** Excerpted records follows **
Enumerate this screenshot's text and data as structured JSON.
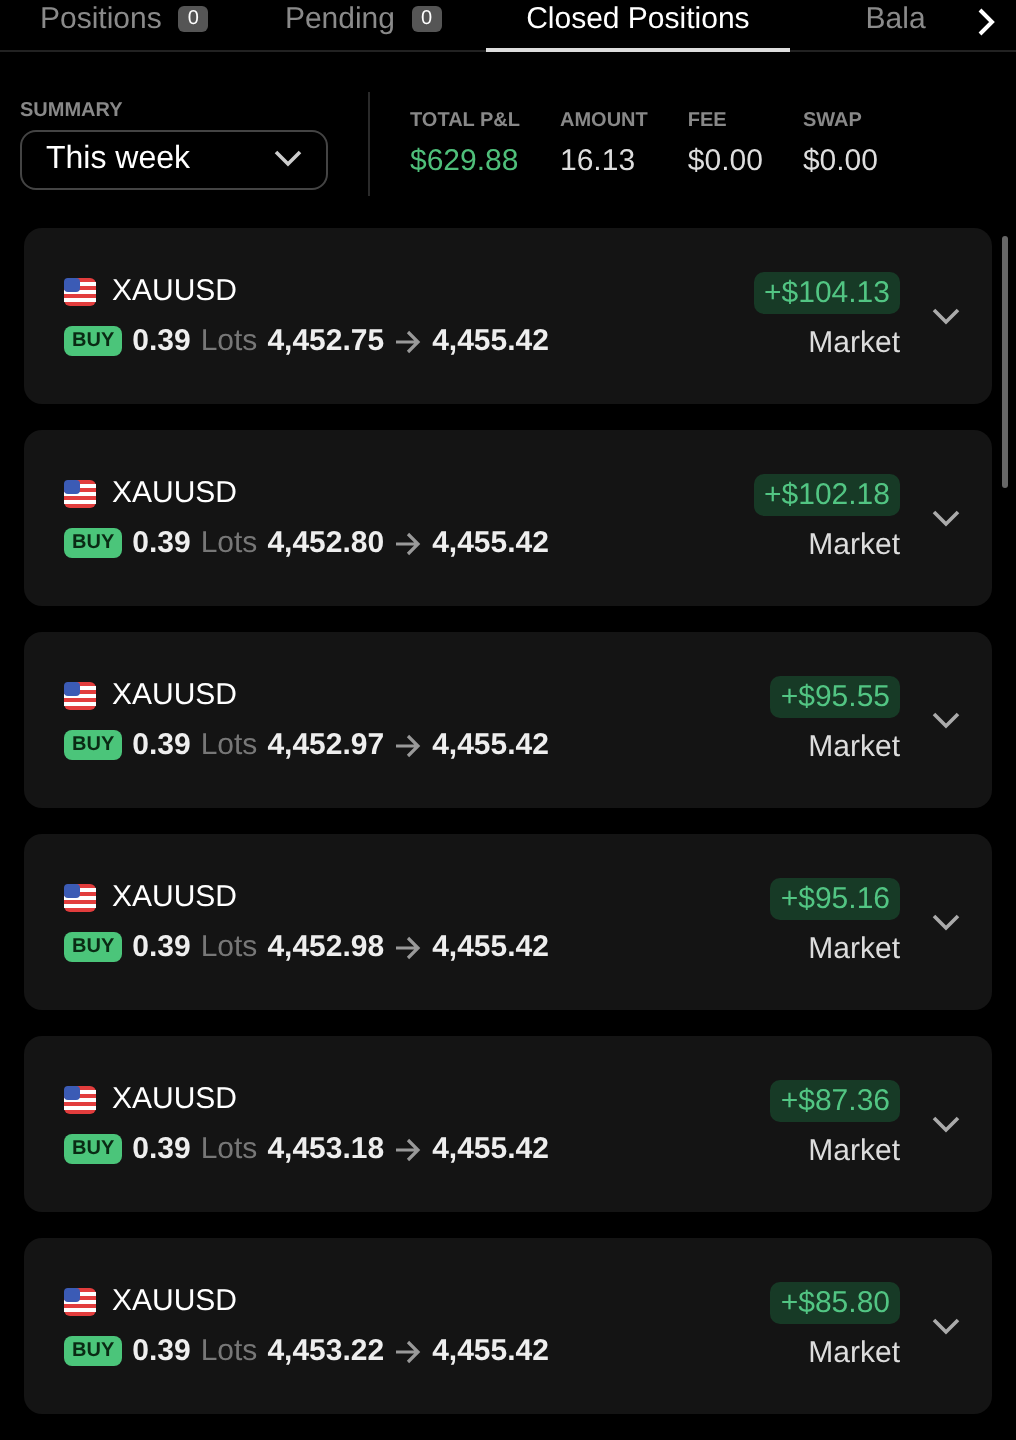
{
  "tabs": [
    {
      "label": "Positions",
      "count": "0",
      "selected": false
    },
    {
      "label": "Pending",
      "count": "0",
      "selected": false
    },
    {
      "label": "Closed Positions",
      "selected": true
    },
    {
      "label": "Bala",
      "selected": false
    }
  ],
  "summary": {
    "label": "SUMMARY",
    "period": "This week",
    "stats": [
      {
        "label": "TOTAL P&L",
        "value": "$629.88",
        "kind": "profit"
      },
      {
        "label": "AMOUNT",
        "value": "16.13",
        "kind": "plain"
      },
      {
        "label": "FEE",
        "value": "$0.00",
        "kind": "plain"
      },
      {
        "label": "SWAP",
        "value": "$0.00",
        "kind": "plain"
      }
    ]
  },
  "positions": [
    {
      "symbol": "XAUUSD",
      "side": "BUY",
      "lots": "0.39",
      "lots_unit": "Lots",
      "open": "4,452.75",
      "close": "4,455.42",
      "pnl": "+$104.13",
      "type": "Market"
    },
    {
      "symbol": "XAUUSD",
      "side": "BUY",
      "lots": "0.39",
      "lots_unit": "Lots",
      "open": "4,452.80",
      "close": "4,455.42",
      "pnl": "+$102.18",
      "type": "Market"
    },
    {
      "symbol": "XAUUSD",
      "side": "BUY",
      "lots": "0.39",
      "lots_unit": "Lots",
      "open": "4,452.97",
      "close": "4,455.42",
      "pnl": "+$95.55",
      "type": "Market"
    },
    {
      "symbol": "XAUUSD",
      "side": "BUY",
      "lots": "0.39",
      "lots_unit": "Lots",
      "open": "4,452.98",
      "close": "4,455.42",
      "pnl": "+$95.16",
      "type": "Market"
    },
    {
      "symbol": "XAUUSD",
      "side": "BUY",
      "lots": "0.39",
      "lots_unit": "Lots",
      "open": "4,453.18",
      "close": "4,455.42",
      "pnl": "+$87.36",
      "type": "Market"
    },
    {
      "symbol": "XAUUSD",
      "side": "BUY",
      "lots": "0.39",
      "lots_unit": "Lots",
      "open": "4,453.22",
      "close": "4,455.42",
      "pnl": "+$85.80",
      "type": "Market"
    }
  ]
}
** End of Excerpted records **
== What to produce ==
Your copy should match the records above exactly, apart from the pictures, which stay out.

== Solved problem ==
Enumerate this screenshot's text and data as structured JSON.
{
  "tabs": [
    {
      "label": "Positions",
      "count": "0",
      "selected": false
    },
    {
      "label": "Pending",
      "count": "0",
      "selected": false
    },
    {
      "label": "Closed Positions",
      "selected": true
    },
    {
      "label": "Bala",
      "selected": false
    }
  ],
  "summary": {
    "label": "SUMMARY",
    "period": "This week",
    "stats": [
      {
        "label": "TOTAL P&L",
        "value": "$629.88",
        "kind": "profit"
      },
      {
        "label": "AMOUNT",
        "value": "16.13",
        "kind": "plain"
      },
      {
        "label": "FEE",
        "value": "$0.00",
        "kind": "plain"
      },
      {
        "label": "SWAP",
        "value": "$0.00",
        "kind": "plain"
      }
    ]
  },
  "positions": [
    {
      "symbol": "XAUUSD",
      "side": "BUY",
      "lots": "0.39",
      "lots_unit": "Lots",
      "open": "4,452.75",
      "close": "4,455.42",
      "pnl": "+$104.13",
      "type": "Market"
    },
    {
      "symbol": "XAUUSD",
      "side": "BUY",
      "lots": "0.39",
      "lots_unit": "Lots",
      "open": "4,452.80",
      "close": "4,455.42",
      "pnl": "+$102.18",
      "type": "Market"
    },
    {
      "symbol": "XAUUSD",
      "side": "BUY",
      "lots": "0.39",
      "lots_unit": "Lots",
      "open": "4,452.97",
      "close": "4,455.42",
      "pnl": "+$95.55",
      "type": "Market"
    },
    {
      "symbol": "XAUUSD",
      "side": "BUY",
      "lots": "0.39",
      "lots_unit": "Lots",
      "open": "4,452.98",
      "close": "4,455.42",
      "pnl": "+$95.16",
      "type": "Market"
    },
    {
      "symbol": "XAUUSD",
      "side": "BUY",
      "lots": "0.39",
      "lots_unit": "Lots",
      "open": "4,453.18",
      "close": "4,455.42",
      "pnl": "+$87.36",
      "type": "Market"
    },
    {
      "symbol": "XAUUSD",
      "side": "BUY",
      "lots": "0.39",
      "lots_unit": "Lots",
      "open": "4,453.22",
      "close": "4,455.42",
      "pnl": "+$85.80",
      "type": "Market"
    }
  ]
}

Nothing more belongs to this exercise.